Your assignment:
What follows is a set of records. Retype them exactly, leaving out the pictures.

Component data from apps and pages:
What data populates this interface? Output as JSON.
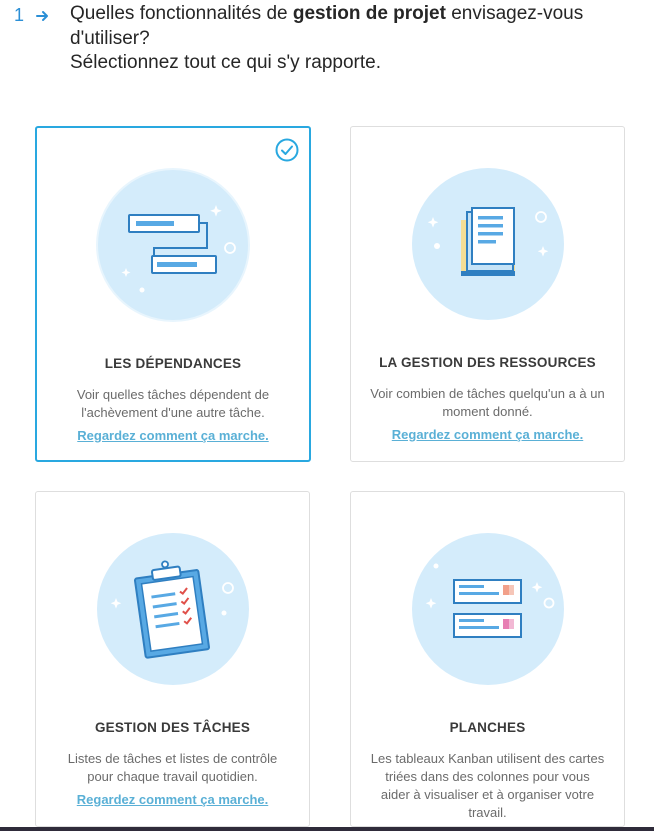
{
  "question": {
    "number": "1",
    "text_before": "Quelles fonctionnalités de ",
    "text_bold": "gestion de projet",
    "text_after": " envisagez-vous d'utiliser?",
    "line2": "Sélectionnez tout ce qui s'y rapporte."
  },
  "cards": [
    {
      "title": "LES DÉPENDANCES",
      "description": "Voir quelles tâches dépendent de l'achèvement d'une autre tâche.",
      "link": "Regardez comment ça marche.",
      "selected": true,
      "icon": "dependencies-icon"
    },
    {
      "title": "LA GESTION DES RESSOURCES",
      "description": "Voir combien de tâches quelqu'un a à un moment donné.",
      "link": "Regardez comment ça marche.",
      "selected": false,
      "icon": "resources-icon"
    },
    {
      "title": "GESTION DES TÂCHES",
      "description": "Listes de tâches et listes de contrôle pour chaque travail quotidien.",
      "link": "Regardez comment ça marche.",
      "selected": false,
      "icon": "clipboard-checklist-icon"
    },
    {
      "title": "PLANCHES",
      "description": "Les tableaux Kanban utilisent des cartes triées dans des colonnes pour vous aider à visualiser et à organiser votre travail.",
      "selected": false,
      "icon": "kanban-board-icon"
    }
  ],
  "colors": {
    "accent": "#29a8e0",
    "circle_fill": "#d4ecfb",
    "link": "#5ab0d6"
  }
}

Solution for this problem:
What data populates this interface? Output as JSON.
{
  "question": {
    "number": "1",
    "text_before": "Quelles fonctionnalités de ",
    "text_bold": "gestion de projet",
    "text_after": " envisagez-vous d'utiliser?",
    "line2": "Sélectionnez tout ce qui s'y rapporte."
  },
  "cards": [
    {
      "title": "LES DÉPENDANCES",
      "description": "Voir quelles tâches dépendent de l'achèvement d'une autre tâche.",
      "link": "Regardez comment ça marche.",
      "selected": true,
      "icon": "dependencies-icon"
    },
    {
      "title": "LA GESTION DES RESSOURCES",
      "description": "Voir combien de tâches quelqu'un a à un moment donné.",
      "link": "Regardez comment ça marche.",
      "selected": false,
      "icon": "resources-icon"
    },
    {
      "title": "GESTION DES TÂCHES",
      "description": "Listes de tâches et listes de contrôle pour chaque travail quotidien.",
      "link": "Regardez comment ça marche.",
      "selected": false,
      "icon": "clipboard-checklist-icon"
    },
    {
      "title": "PLANCHES",
      "description": "Les tableaux Kanban utilisent des cartes triées dans des colonnes pour vous aider à visualiser et à organiser votre travail.",
      "selected": false,
      "icon": "kanban-board-icon"
    }
  ],
  "colors": {
    "accent": "#29a8e0",
    "circle_fill": "#d4ecfb",
    "link": "#5ab0d6"
  }
}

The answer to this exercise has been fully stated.